But the country’s economic crisis, which began at the end of 2009 when the world belatedly realized that Greece’s fiscal and trade deficits were unsustainable, is far from over; in fact it has taken a new and dangerous turn.

The specter of a default on Greece’s sovereign debt — close to $500 billion, most of it owed to other Europeans — is haunting bankers and politicians. It could set off domino effects in the euro zone and beyond. Without urgent domestic reform and help from its European partners, Greece, a country of only 11 million people, risks being caught in an unbreakable cycle of decline.

The bailout by the European Union, with the participation of the International Monetary Fund, comes with strict conditions attached, conditions that the government has only partially met so far. The government has reduced the budget deficit to 10.5 percent of Greece’s gross domestic product from more than 15 percent — no small achievement — and passed a bold pension reform plan. But it has been much more hesitant about structural reform of the economy and privatization of state-controlled enterprises, because of organized opposition by vested interests, resistance from within the party and from trade unions, and the snail’s pace of Greek bureaucracy.

With unemployment at 16 percent, Greeks have been taking to the streets in protest against unpopular measures and a political system at risk of losing its legitimacy. Populists are having a field day, offering simplistic solutions and seeking scapegoats, preferably those beyond the nation’s borders. This is certainly not a phenomenon confined to Greece.
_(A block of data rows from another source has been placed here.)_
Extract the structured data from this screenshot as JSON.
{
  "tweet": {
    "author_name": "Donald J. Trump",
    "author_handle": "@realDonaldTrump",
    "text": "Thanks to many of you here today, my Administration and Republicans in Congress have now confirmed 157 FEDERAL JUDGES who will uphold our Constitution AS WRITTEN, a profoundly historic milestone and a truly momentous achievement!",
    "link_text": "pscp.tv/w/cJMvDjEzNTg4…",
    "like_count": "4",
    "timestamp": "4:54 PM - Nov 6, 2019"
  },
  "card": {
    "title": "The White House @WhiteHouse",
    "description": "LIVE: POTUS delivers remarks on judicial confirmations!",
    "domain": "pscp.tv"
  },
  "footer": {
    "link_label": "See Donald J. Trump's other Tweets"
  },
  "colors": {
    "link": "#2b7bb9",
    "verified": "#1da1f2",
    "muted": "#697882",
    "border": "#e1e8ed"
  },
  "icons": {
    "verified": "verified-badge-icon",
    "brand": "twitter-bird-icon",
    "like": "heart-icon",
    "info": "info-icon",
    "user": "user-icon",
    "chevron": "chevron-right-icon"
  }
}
Mr. Papandreou has reshuffled his cabinet and tried to appease his party members, while putting out feelers to the main center-right opposition party over the creation of a national unity government — so far, unsuccessfully. He has been undoubtedly weakened in the process. Greece desperately needs a radical renewal of its political class; at stake is the survival of many members of that establishment. It also needs a peaceful revolution in its economy and society. But democracy takes time. The next parliamentary elections may not be very far off, but the political and economic climate has to improve first.

A few bold measures would send the message that the government is serious about scaling down the public sector. The solution is not more taxes to pay for poor quality services and over-staffed state organizations, the result of years of clientele politics in which the party in power appointed its friends to taxpayer-financed jobs. Greece needs more effective tax collection, together with the provision of a safety net for the rising numbers of the economically vulnerable.

But economic measures are surely not enough; in drama, as ancient Greeks knew, you need catharsis. In today’s Greece, this means that people who have mismanaged public funds should be brought to justice. Neither of the main political parties has been enthusiastic about this, because they fear the unpleasant surprises from opening such a Pandora’s box. The creation of a national unity government, with a specific program of limited duration, would help to restore public confidence and broaden support for politically difficult measures, notably the elimination of public sector jobs.

For the heavily indebted and uncompetitive economies of the European periphery, fiscal consolidation and structural reform — the mantras of I.M.F. economists — are a must. But what is the right dose of austerity? Too much could be economically counterproductive. Public tolerance of austerity may be reaching the breaking point.

Growth is the key: without it, any adjustment program is doomed to fail. In trying to cut bureaucratic tape, Greek politicians will need to create an environment that is propitious to investment, which has not been the case for many years. European funds for investment could bolster the determination of local politicians to proceed with structural reform. Some in Europe are already talking about a new Marshall Plan for financially embattled countries. Solidarity with strings attached is a politically intelligent form of investment.

The sovereign debt problem in several European countries, including Greece, raises the question of who should pay for the accumulated mistakes of the past — taxpayers or private creditors — and how much of the burden each country should bear. We need a political agreement on these questions, instead of piecemeal measures that leave politicians two steps behind the bond markets.

Greece is at a dangerous crossroads. Other countries — Portugal, Ireland, maybe Spain — are coming behind it. The consequences of excessive borrowing and consumption, of the bursting of the credit bubble, have caught up with us. If we fail to deal with them effectively, the achievements of decades of increasing integration and shared sovereignty in postwar Europe may no longer be taken for granted.

Loukas Tsoukalis is a professor of European integration at the University of Athens and the president of the Hellenic Foundation for European and Foreign Policy and president of ELIAMEP.